RN crisis: In a time of high nurse turnover, Bon Secours kept staffing models flexible
COVID-19 has driven unprecedented levels of nurse burnout and staff turnover at healthcare organizations across the country. While job satisfaction among healthcare workers generally dwindled, high turnover among nursing staff has led to a nursing shortage crisis. Identifying employees with intentions to leave their jobs has never been more critical to boost nurse retention rates and reduce the cost of high turnover.
Like many healthcare organizations, Bon Secours Memorial Regional Medical Center, a hospital in the system’s Richmond, VA, market, faced elevated staffing demands during the pandemic. Fortunately, its RN turnover rates didn’t rise in parallel—an accomplishment in part attributable to quickly launching a Flight Risk Analytics assessment to identify where turnover risk was highest and, subsequently, introducing a variety of care models.

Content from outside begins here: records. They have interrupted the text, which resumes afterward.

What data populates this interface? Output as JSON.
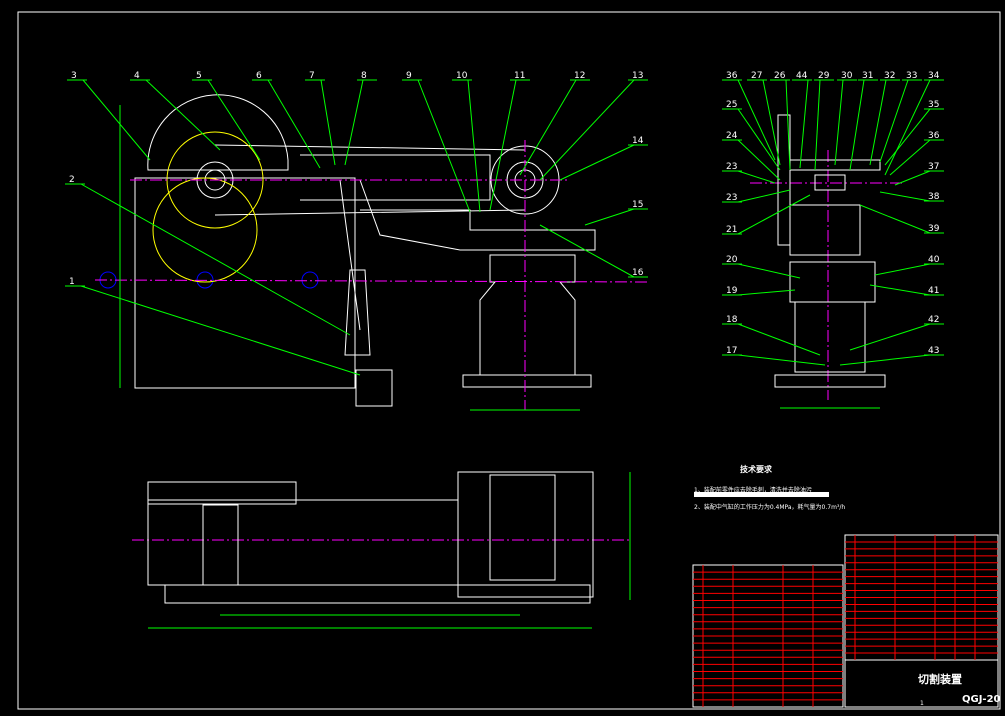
{
  "drawing": {
    "title": "切割装置",
    "code": "QGJ-20",
    "sheet": "1",
    "technical_requirements": {
      "title": "技术要求",
      "items": [
        "1、装配前零件应去除毛刺，清洗并去除油污",
        "2、装配中气缸的工作压力为0.4MPa，耗气量为0.7m³/h"
      ]
    },
    "front_view_labels": [
      "3",
      "4",
      "5",
      "6",
      "7",
      "8",
      "9",
      "10",
      "11",
      "12",
      "13",
      "14",
      "2",
      "15",
      "16",
      "1"
    ],
    "side_view_labels": [
      "36",
      "27",
      "26",
      "44",
      "29",
      "30",
      "31",
      "32",
      "33",
      "34",
      "25",
      "35",
      "24",
      "36",
      "23",
      "37",
      "23",
      "38",
      "21",
      "39",
      "20",
      "40",
      "19",
      "41",
      "18",
      "42",
      "17",
      "43"
    ],
    "colors": {
      "background": "#000000",
      "outline": "#ffffff",
      "centerline": "#ff00ff",
      "leader": "#00ff00",
      "hidden": "#ffff00",
      "dimension": "#00ff00",
      "table": "#ff0000"
    }
  }
}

For example, hospital leadership decided to stabilize the night shift on the neurological unit by adding LPNs. These LPNs helped distribute medication and assisted with clinical assessments so RNs could focus on the more complex needs of high-acuity neurological patients.
Increased first-year nurse turnover at Bon Secours Memorial Regional Medical Center was another issue that leadership was able to address more successfully with insights from the Flight Risk assessment. In response, the healthcare organization adjusted its orientation and onboarding processes to account for the recently graduated class’s limited clinical experience (due to the shift to fully virtual education). They established cohorts of new nurse hires with a clinical leader who could teach skills usually covered late in nursing school, such as safe medication administration.

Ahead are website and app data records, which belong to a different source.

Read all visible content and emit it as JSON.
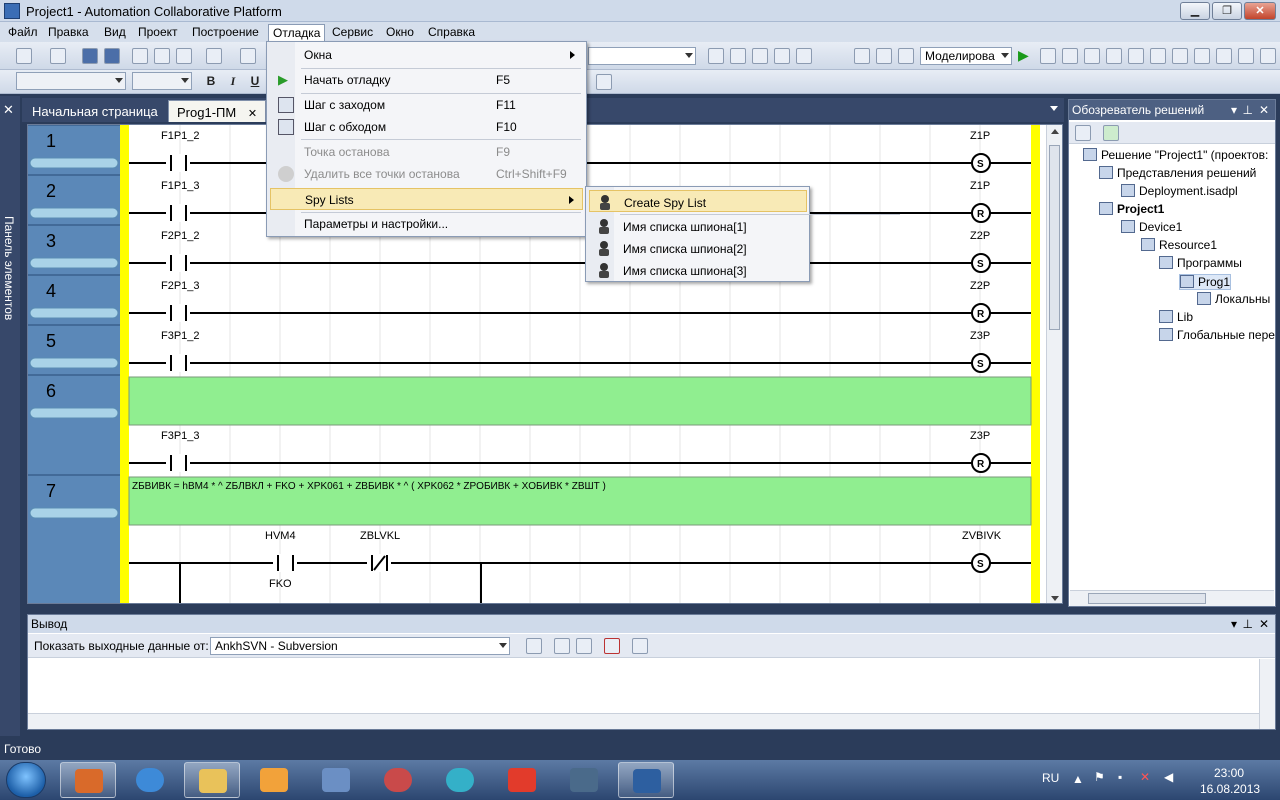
{
  "window": {
    "title": "Project1 - Automation Collaborative Platform",
    "minimize": "▁",
    "maximize": "❐",
    "close": "✕"
  },
  "menubar": {
    "items": [
      "Файл",
      "Правка",
      "Вид",
      "Проект",
      "Построение",
      "Отладка",
      "Сервис",
      "Окно",
      "Справка"
    ]
  },
  "toolbar": {
    "mode_combo": "Моделирова",
    "format_bold": "B",
    "format_italic": "I",
    "format_underline": "U"
  },
  "left_strip": {
    "label": "Панель элементов"
  },
  "doc_tabs": [
    {
      "label": "Начальная страница",
      "active": false
    },
    {
      "label": "Prog1-ПМ",
      "active": true,
      "close": "✕"
    }
  ],
  "ladder": {
    "rungs": [
      {
        "num": "1",
        "contact": "F1P1_2",
        "coil": "Z1P",
        "coil_type": "S"
      },
      {
        "num": "2",
        "contact": "F1P1_3",
        "coil": "Z1P",
        "coil_type": "R"
      },
      {
        "num": "3",
        "contact": "F2P1_2",
        "coil": "Z2P",
        "coil_type": "S"
      },
      {
        "num": "4",
        "contact": "F2P1_3",
        "coil": "Z2P",
        "coil_type": "R"
      },
      {
        "num": "5",
        "contact": "F3P1_2",
        "coil": "Z3P",
        "coil_type": "S"
      },
      {
        "num": "6",
        "contact": "F3P1_3",
        "coil": "Z3P",
        "coil_type": "R"
      },
      {
        "num": "7",
        "comment": "ZБВИВК = hВМ4 * ^ ZБЛВКЛ + FKO + XPK061 + ZBБИВК * ^ ( XPK062 * ZPOБИВК + XOБИВК * ZBШТ )",
        "contact": "HVM4",
        "contact_b": "ZBLVKL",
        "branch": "FKO",
        "coil": "ZVBIVK",
        "coil_type": "S"
      }
    ]
  },
  "debug_menu": {
    "items": [
      {
        "label": "Окна",
        "shortcut": "",
        "submenu": true,
        "disabled": false
      },
      {
        "label": "Начать отладку",
        "shortcut": "F5",
        "icon": "play-icon",
        "disabled": false
      },
      {
        "label": "Шаг с заходом",
        "shortcut": "F11",
        "icon": "step-into-icon",
        "disabled": false
      },
      {
        "label": "Шаг с обходом",
        "shortcut": "F10",
        "icon": "step-over-icon",
        "disabled": false
      },
      {
        "label": "Точка останова",
        "shortcut": "F9",
        "disabled": true
      },
      {
        "label": "Удалить все точки останова",
        "shortcut": "Ctrl+Shift+F9",
        "icon": "clear-breakpoints-icon",
        "disabled": true
      },
      {
        "label": "Spy Lists",
        "shortcut": "",
        "submenu": true,
        "hover": true
      },
      {
        "label": "Параметры и настройки...",
        "shortcut": ""
      }
    ]
  },
  "spy_menu": {
    "items": [
      "Create Spy List",
      "Имя списка шпиона[1]",
      "Имя списка шпиона[2]",
      "Имя списка шпиона[3]"
    ]
  },
  "solution_explorer": {
    "title": "Обозреватель решений",
    "nodes": [
      {
        "label": "Решение \"Project1\" (проектов:",
        "level": 0
      },
      {
        "label": "Представления решений",
        "level": 1
      },
      {
        "label": "Deployment.isadpl",
        "level": 2
      },
      {
        "label": "Project1",
        "level": 1,
        "bold": true
      },
      {
        "label": "Device1",
        "level": 2
      },
      {
        "label": "Resource1",
        "level": 3
      },
      {
        "label": "Программы",
        "level": 4
      },
      {
        "label": "Prog1",
        "level": 5,
        "selected": true
      },
      {
        "label": "Локальны",
        "level": 6
      },
      {
        "label": "Lib",
        "level": 4
      },
      {
        "label": "Глобальные пере",
        "level": 4
      }
    ]
  },
  "output": {
    "title": "Вывод",
    "show_label": "Показать выходные данные от:",
    "source": "AnkhSVN - Subversion"
  },
  "status": {
    "text": "Готово"
  },
  "taskbar": {
    "lang": "RU",
    "time": "23:00",
    "date": "16.08.2013"
  },
  "colors": {
    "rung_number_bg": "#5b88b8",
    "power_rail": "#ffff00",
    "comment_bg": "#90ee90",
    "menu_hover": "#f8eab6"
  }
}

The foundation and tenets of the Magnet Recognition Program® undergird the health system’s staffing efforts: Leadership is committed to promoting nurses’ professional development, being a source of new knowledge and innovation for other organizations, and leading the reformation of professional nursing care delivery. Integral to fulfilling these principles is their willingness to give staff a voice—and then to listen.
"We are committed to taking the pulse of what happens at the bedside. We survey to learn what is getting in the way of our nurses’ ability to do their jobs and, frankly, how they feel about our system’s ability to respond to their needs." —Andrea Mazzoccoli, Chief Nurse and Quality Officer, Bon Secours Mercy Health
"I think it was more important to pulse survey this year than any other because the work we asked of our nurses was extremely difficult. We can’t ask them to continue to do this work if we don’t do our best to support them, and that means listening and responding to how they are feeling." — Robin Johnson, Chief Nursing Officer, Bon Secours Mercy Health
Key takeaway: Assess the effectiveness of your staffing model and make changes where needed to improve nurse retention.
COVID-19 forced many nurses and nurse managers to step into expanded roles and help with responsibilities that don’t leverage their most valued skills. This, in turn, has tested leaders in new and unexpected ways. To adapt to shifts in resources caused by a widening staffing gap, nurse turnover, and leaves of absence, consider running your own Flight Risk Analytics assessment to identify where burnout is most prominent and whether adjustments in clinical and managerial roles would positively impact employee engagement and outcomes.
This is the first in our three-part “RN Crisis” series. Check out our second article that examines Cleveland Clinic's strategies for engaging RNs and elevating well-being among nurses, and our third article exploring UCLA Health's approach to assessing its leadership structure and opening communication channels between unit directors and the C-suite.